Ori, who was 18 when he entered our Therapists on Wheels Program, lives in Mitzpeh Ramon, in southern Israel and because of his location, when he joined our program he had not been receiving any benefits or services even from the government.
After the initial assessment, his therapist Ruth worked with the parents to determine Ori needed help with gaining independence. Ruth assessed that one hurdle would be eating on his own due to his “significantly low muscle tone.” In Ruth’s six-month report, she stated that she saw a “significant increase in his ability to organize himself and dress independently” in the morning, including ability to recognize the correct way to put on clothing, and Ori learned how to tie his shoelaces independently. Ruth had taught Ori’s parents activities that raise muscle tone that they worked on with Ori when Ruth left each week, leading Ori to “eat more efficiently without dropping food.”
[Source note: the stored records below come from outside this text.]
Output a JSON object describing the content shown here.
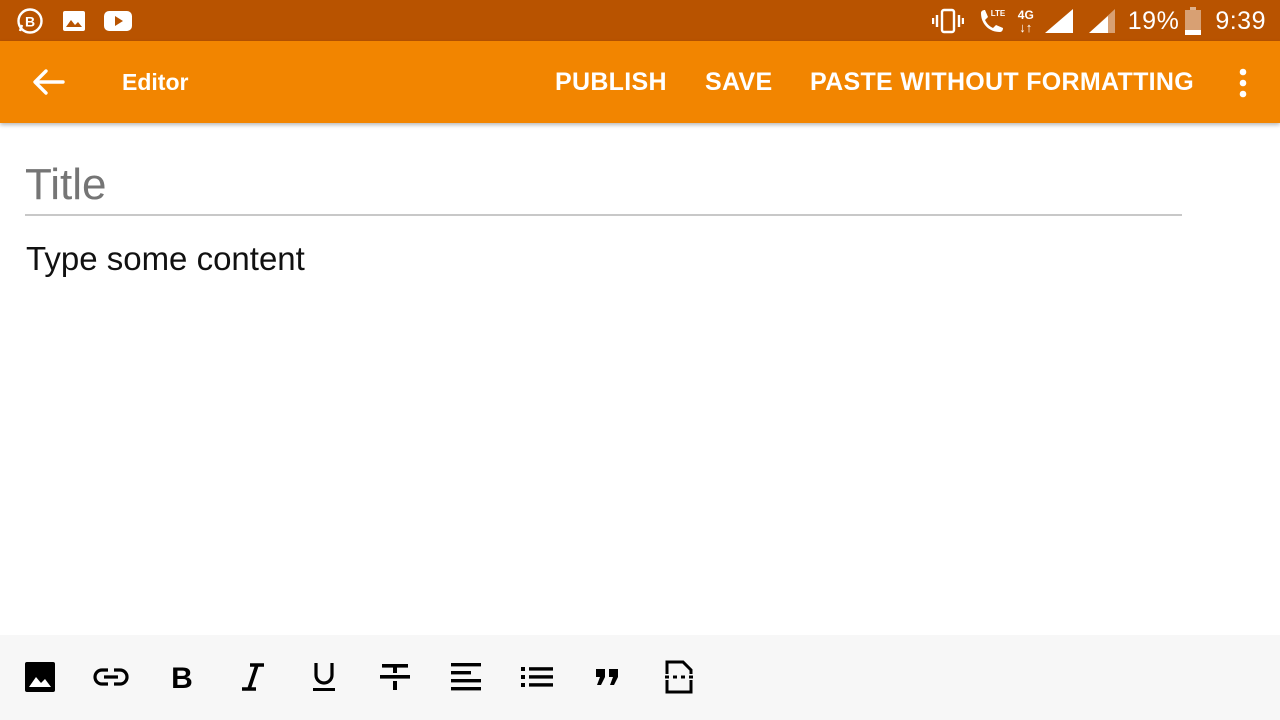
{
  "status_bar": {
    "left_icons": [
      "business-messenger-icon",
      "image-notification-icon",
      "youtube-notification-icon"
    ],
    "right_icons": [
      "vibrate-icon",
      "lte-call-icon",
      "4g-data-icon",
      "signal-icon",
      "signal-icon"
    ],
    "network_label": "4G",
    "lte_label": "LTE",
    "battery_percent": "19%",
    "battery_level": 0.19,
    "time": "9:39"
  },
  "app_bar": {
    "title": "Editor",
    "actions": [
      "PUBLISH",
      "SAVE",
      "PASTE WITHOUT FORMATTING"
    ],
    "more_icon": "more-vert-icon",
    "back_icon": "arrow-back-icon"
  },
  "editor": {
    "title_placeholder": "Title",
    "title_value": "",
    "content_placeholder": "Type some content"
  },
  "toolbar": {
    "buttons": [
      "insert-image-icon",
      "link-icon",
      "bold-icon",
      "italic-icon",
      "underline-icon",
      "strikethrough-icon",
      "align-left-icon",
      "bulleted-list-icon",
      "quote-icon",
      "page-break-icon"
    ]
  },
  "colors": {
    "status_bar": "#b85300",
    "app_bar": "#f28500",
    "toolbar_bg": "#f7f7f7",
    "accent_text": "#ffffff"
  }
}
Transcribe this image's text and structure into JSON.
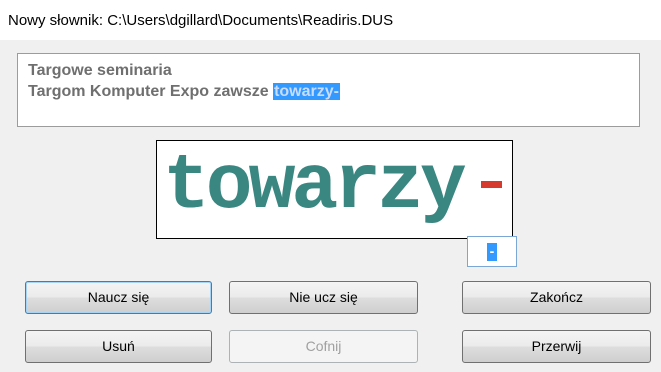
{
  "window": {
    "title": "Nowy słownik: C:\\Users\\dgillard\\Documents\\Readiris.DUS"
  },
  "context_text": {
    "line1": "Targowe seminaria",
    "line2_prefix": "Targom Komputer Expo zawsze ",
    "line2_selected": "towarzy-"
  },
  "preview": {
    "word": "towarzy",
    "hyphen_color": "#d63a2f",
    "text_color": "#3a8782"
  },
  "character_field": {
    "value": "-"
  },
  "buttons": {
    "learn": "Naucz się",
    "do_not_learn": "Nie ucz się",
    "finish": "Zakończ",
    "delete": "Usuń",
    "undo": "Cofnij",
    "abort": "Przerwij"
  },
  "colors": {
    "selection": "#3399ff"
  }
}
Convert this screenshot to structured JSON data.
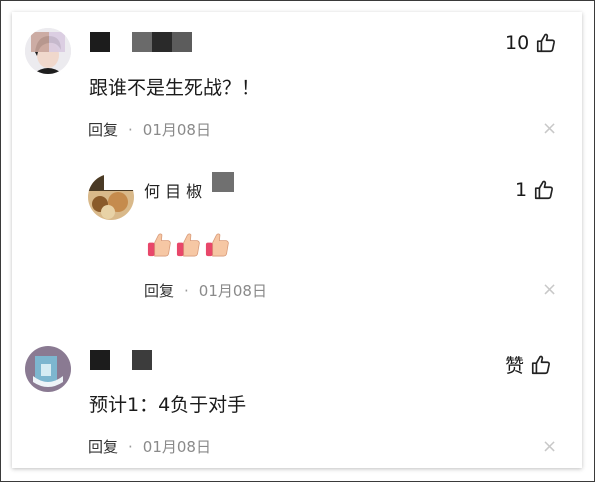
{
  "comments": [
    {
      "content": "跟谁不是生死战？！",
      "likes": "10",
      "reply_label": "回复",
      "separator": "·",
      "date": "01月08日",
      "close_glyph": "×"
    },
    {
      "name_visible": "何 目 椒",
      "likes": "1",
      "reply_label": "回复",
      "separator": "·",
      "date": "01月08日",
      "close_glyph": "×",
      "emoji": "thumbs-up-emoji"
    },
    {
      "content": "预计1：4负于对手",
      "likes": "赞",
      "reply_label": "回复",
      "separator": "·",
      "date": "01月08日",
      "close_glyph": "×"
    }
  ],
  "colors": {
    "frame_border": "#3a3a3a",
    "meta_gray": "#8a8a8a",
    "close_gray": "#c8c8c8",
    "emoji_skin": "#f6c7a4",
    "emoji_cuff": "#e8476a"
  },
  "icons": [
    "like-thumb-icon",
    "close-icon",
    "thumbs-up-emoji"
  ]
}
After six months the therapist set higher goals including more independence in bathing, brushing teeth, shaving, and on school-based goals like handwriting, time telling and math. Math is especially important for independence so he could calculate money. By the one- year mark, Ruth reported that regarding getting ready in the morning, getting dressed and eating, Ori no longer needed monitoring and he made great strides in self-care, although he still needed monitoring or light assistance for brushing teeth and shaving. Ori also progressed in his ability to calculate money and to grasp the concept of time, but he does still struggle greatly with these issues and will need more work. His therapist ended a report by saying “Ori has made significant progress in numerous spheres that the treatment is focusing on, and it is rewarding to see his progress.” Ori’s case shows how far extra therapies can enhance the life of a child with severe disabilities and contribute to independence and confidence in completing daily tasks.